» **Work request**: The lines wanted are those in the data below that include "content".

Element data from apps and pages

== Segment start ==

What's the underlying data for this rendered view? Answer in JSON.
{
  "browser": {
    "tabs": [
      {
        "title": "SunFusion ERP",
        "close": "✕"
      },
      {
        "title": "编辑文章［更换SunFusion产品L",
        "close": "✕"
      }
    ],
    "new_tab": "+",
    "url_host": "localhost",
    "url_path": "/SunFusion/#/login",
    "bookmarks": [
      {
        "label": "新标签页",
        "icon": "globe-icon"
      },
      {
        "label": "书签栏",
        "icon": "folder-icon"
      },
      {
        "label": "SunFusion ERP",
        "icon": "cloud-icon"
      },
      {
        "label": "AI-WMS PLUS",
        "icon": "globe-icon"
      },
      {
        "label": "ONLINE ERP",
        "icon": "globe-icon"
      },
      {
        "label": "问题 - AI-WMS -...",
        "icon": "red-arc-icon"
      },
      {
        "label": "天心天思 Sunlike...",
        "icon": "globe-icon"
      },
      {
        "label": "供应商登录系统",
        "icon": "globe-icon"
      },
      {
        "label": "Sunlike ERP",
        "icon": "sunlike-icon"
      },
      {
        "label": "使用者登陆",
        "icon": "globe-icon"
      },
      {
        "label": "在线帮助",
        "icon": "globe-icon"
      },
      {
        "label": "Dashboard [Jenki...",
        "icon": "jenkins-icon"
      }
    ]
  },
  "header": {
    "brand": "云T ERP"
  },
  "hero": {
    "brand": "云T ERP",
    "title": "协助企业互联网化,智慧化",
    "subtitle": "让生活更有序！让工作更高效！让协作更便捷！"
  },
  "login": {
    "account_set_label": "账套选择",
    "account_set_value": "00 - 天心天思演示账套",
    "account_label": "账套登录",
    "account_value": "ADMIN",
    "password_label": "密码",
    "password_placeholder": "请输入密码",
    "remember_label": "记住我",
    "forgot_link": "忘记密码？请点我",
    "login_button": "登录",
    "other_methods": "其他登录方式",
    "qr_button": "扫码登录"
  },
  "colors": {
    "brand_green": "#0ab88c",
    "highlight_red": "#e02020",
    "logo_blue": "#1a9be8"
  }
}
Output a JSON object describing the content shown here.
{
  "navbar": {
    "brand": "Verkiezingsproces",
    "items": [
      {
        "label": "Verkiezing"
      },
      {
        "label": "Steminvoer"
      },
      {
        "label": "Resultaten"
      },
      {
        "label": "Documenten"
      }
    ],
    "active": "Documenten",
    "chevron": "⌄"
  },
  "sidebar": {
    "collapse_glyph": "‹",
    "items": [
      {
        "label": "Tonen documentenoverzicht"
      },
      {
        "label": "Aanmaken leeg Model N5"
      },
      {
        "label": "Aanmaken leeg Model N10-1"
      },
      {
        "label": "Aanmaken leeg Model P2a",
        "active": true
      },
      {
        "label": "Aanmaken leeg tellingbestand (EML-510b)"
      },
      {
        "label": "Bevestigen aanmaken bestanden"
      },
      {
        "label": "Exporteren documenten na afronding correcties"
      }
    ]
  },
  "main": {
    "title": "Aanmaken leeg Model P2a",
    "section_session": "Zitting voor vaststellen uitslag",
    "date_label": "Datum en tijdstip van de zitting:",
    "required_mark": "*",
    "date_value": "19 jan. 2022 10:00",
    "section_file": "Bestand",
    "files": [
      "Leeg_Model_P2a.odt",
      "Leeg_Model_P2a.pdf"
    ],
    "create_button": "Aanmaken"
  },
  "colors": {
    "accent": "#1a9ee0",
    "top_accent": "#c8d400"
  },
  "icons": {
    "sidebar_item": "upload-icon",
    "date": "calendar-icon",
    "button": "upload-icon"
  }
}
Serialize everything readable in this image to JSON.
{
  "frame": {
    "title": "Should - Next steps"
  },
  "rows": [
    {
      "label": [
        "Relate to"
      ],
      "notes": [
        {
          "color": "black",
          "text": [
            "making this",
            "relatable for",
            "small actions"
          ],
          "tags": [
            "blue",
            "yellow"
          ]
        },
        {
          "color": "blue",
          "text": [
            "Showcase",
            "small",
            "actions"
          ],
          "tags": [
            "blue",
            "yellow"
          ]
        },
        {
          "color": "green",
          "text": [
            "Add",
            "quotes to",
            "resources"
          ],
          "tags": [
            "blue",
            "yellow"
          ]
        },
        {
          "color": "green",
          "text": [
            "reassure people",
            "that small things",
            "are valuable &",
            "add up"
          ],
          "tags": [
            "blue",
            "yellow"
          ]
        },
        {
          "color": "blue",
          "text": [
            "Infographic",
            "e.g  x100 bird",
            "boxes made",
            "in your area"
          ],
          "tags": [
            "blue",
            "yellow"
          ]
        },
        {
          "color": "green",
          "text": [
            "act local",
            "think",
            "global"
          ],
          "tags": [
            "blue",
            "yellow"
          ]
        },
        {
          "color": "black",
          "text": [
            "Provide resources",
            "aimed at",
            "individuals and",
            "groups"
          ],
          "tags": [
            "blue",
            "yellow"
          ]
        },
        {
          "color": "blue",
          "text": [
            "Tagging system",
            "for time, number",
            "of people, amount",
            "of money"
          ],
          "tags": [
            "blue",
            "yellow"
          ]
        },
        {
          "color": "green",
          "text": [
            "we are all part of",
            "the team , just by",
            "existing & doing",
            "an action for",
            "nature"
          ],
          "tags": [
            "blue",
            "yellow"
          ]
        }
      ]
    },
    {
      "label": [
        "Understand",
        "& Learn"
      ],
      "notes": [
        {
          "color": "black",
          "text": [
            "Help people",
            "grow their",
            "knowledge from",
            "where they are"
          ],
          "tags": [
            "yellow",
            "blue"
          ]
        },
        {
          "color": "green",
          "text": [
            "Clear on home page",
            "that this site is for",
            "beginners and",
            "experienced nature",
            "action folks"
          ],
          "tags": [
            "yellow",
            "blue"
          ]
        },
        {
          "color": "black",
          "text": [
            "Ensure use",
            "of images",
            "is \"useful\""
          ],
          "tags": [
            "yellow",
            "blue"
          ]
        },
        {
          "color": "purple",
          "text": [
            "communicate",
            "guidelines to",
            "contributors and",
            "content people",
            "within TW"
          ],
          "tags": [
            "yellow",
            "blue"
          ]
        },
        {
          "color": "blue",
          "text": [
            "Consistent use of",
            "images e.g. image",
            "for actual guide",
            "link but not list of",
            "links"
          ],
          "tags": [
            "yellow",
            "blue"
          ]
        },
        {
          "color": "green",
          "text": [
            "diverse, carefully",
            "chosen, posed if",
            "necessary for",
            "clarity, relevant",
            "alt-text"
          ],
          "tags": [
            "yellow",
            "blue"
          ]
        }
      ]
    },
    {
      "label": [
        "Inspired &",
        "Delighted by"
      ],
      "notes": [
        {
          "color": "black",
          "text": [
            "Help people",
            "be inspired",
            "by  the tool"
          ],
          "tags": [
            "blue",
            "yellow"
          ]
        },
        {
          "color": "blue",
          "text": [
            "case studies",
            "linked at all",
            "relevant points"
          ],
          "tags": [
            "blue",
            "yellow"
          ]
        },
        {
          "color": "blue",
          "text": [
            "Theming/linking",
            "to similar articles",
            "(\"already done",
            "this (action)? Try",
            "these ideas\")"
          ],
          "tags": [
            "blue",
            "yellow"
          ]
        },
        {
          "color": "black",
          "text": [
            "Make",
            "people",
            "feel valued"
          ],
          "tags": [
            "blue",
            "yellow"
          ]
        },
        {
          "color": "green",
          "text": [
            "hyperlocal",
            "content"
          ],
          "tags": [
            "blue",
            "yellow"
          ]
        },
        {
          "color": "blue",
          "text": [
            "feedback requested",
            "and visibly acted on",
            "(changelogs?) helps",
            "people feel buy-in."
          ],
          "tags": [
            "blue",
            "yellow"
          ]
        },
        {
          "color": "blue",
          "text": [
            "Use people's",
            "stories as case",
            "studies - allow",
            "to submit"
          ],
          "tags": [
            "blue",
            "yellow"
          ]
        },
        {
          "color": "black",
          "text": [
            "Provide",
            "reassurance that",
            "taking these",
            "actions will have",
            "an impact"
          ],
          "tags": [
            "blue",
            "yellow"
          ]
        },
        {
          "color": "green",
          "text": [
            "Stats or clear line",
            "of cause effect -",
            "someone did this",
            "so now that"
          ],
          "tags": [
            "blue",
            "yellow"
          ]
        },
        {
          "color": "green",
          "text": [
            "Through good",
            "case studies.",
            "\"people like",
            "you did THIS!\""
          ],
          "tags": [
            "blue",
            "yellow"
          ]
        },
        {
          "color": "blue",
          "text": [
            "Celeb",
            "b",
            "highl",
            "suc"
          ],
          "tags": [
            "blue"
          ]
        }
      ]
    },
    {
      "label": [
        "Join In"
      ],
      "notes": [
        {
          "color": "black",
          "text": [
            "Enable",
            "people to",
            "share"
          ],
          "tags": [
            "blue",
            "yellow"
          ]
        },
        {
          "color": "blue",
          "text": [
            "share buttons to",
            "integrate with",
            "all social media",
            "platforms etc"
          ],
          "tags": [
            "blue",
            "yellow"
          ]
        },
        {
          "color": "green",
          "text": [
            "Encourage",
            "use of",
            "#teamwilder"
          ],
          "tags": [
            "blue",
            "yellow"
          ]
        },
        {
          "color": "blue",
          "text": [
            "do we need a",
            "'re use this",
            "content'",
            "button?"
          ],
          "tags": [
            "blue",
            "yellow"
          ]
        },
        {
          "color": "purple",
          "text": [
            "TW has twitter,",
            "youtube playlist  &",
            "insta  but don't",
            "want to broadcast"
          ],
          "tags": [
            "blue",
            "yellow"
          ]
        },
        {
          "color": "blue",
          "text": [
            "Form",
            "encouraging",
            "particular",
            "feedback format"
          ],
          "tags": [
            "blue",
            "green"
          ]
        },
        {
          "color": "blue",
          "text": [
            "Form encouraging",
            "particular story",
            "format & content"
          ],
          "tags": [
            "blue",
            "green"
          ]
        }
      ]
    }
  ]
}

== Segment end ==

» **Response to the exercise**:
Output a JSON object describing the content shown here.
            "content people",
            "content"
            "content'",
            "format & content"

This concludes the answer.